» Provided records:
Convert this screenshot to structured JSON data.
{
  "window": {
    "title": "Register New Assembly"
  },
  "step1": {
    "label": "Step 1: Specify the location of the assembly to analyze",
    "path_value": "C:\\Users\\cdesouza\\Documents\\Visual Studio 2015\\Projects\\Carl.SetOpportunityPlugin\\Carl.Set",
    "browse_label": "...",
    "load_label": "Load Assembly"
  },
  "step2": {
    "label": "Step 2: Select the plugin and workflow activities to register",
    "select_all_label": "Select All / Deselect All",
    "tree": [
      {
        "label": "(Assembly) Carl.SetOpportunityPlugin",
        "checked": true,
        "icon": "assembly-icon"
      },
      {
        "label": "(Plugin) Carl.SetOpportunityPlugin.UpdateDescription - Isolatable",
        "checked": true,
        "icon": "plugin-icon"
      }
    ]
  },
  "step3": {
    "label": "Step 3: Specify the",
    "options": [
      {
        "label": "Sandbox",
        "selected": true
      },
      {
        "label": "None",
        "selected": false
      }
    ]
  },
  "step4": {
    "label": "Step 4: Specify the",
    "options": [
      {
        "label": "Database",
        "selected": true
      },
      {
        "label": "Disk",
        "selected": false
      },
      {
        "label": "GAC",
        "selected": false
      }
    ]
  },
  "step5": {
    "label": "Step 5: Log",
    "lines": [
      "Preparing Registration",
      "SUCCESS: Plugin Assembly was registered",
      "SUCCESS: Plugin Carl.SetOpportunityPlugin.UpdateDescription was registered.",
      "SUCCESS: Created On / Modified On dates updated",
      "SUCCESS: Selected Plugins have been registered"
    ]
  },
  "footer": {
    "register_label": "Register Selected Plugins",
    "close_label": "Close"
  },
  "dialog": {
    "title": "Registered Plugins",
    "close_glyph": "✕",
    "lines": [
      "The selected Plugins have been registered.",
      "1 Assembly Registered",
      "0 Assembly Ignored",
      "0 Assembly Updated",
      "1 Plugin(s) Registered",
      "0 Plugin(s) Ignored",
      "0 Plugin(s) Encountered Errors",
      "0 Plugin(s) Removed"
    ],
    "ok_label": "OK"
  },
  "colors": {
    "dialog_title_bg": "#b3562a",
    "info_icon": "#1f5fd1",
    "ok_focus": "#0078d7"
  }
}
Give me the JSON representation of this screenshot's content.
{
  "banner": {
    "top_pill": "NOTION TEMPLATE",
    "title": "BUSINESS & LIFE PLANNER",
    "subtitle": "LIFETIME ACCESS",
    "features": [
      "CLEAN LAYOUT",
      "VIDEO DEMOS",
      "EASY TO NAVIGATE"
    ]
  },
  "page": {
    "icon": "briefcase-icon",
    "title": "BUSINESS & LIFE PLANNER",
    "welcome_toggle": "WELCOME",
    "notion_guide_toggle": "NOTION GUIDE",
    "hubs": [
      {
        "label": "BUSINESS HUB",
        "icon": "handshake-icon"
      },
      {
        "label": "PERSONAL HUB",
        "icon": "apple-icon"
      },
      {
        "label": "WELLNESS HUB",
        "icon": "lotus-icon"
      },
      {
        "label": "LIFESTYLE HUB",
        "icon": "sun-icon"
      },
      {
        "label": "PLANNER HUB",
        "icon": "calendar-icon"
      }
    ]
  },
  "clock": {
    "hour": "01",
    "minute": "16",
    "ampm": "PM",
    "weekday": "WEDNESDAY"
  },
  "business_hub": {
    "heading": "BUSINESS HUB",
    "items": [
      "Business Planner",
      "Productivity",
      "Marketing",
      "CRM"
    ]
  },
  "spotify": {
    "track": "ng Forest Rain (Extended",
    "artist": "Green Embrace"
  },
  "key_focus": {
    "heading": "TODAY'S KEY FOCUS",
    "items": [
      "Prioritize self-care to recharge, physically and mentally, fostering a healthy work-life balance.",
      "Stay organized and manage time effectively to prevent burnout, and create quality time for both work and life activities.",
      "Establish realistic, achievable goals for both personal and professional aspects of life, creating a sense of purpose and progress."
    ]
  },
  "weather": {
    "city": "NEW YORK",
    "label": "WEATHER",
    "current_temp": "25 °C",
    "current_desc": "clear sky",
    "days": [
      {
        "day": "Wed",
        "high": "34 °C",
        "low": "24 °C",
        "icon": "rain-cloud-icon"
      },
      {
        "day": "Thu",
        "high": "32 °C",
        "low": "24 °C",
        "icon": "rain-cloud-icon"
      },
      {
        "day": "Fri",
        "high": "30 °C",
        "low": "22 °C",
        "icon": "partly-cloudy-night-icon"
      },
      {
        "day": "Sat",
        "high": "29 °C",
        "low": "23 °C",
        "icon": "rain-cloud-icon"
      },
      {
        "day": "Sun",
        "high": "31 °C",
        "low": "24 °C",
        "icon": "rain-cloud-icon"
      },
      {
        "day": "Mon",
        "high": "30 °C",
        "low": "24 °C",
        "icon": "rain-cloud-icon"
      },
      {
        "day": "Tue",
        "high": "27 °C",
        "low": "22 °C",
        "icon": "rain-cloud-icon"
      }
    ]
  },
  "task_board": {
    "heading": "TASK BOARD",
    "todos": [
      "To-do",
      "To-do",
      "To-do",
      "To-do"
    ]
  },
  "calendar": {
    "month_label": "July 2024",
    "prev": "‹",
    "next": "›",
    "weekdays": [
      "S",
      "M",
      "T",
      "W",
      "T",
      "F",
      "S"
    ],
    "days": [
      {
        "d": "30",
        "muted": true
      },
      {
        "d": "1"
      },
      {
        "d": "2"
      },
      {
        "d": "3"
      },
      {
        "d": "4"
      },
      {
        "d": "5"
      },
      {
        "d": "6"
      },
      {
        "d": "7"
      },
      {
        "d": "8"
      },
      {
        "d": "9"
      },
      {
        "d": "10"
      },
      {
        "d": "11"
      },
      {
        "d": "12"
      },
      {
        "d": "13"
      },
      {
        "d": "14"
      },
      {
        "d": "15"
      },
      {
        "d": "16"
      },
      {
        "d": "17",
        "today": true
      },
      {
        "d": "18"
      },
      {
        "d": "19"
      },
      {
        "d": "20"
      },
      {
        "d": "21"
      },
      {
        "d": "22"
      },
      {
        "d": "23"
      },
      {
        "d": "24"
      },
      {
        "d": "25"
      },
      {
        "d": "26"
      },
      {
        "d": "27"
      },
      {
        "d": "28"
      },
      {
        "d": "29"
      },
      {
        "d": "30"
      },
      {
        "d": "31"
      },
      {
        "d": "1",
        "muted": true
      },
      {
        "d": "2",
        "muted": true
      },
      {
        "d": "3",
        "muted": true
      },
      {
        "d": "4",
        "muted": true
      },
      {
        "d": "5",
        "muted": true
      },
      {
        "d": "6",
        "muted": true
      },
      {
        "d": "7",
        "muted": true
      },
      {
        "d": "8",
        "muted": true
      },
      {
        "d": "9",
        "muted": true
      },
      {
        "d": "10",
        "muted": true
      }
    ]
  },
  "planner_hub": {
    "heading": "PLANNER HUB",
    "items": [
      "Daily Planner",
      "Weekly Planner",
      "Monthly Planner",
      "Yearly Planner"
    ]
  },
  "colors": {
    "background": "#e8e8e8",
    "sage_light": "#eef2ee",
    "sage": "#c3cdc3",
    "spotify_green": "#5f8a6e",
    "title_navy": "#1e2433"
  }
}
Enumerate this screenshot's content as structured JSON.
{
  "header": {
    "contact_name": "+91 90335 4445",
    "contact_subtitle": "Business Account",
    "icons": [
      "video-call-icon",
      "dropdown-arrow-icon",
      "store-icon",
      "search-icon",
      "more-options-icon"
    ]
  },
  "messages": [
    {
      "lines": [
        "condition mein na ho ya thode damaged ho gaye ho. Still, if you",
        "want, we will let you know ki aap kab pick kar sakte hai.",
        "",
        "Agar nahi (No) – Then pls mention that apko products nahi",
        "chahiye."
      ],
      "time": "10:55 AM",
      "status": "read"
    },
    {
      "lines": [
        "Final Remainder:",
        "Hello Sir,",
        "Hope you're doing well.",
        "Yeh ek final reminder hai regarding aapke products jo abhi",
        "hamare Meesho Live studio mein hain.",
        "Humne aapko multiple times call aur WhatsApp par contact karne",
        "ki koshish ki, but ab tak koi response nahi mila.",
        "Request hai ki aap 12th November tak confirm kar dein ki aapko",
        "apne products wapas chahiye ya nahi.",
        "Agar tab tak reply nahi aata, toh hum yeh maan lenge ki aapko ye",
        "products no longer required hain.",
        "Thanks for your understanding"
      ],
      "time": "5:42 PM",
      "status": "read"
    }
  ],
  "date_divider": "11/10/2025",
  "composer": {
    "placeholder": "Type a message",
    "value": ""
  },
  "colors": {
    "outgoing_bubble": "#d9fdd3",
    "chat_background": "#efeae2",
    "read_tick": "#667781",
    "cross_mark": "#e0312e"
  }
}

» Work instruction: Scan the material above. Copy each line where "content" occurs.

» Task response:
Give me the JSON representation of this screenshot's content.
Enumerate this screenshot's content as structured JSON.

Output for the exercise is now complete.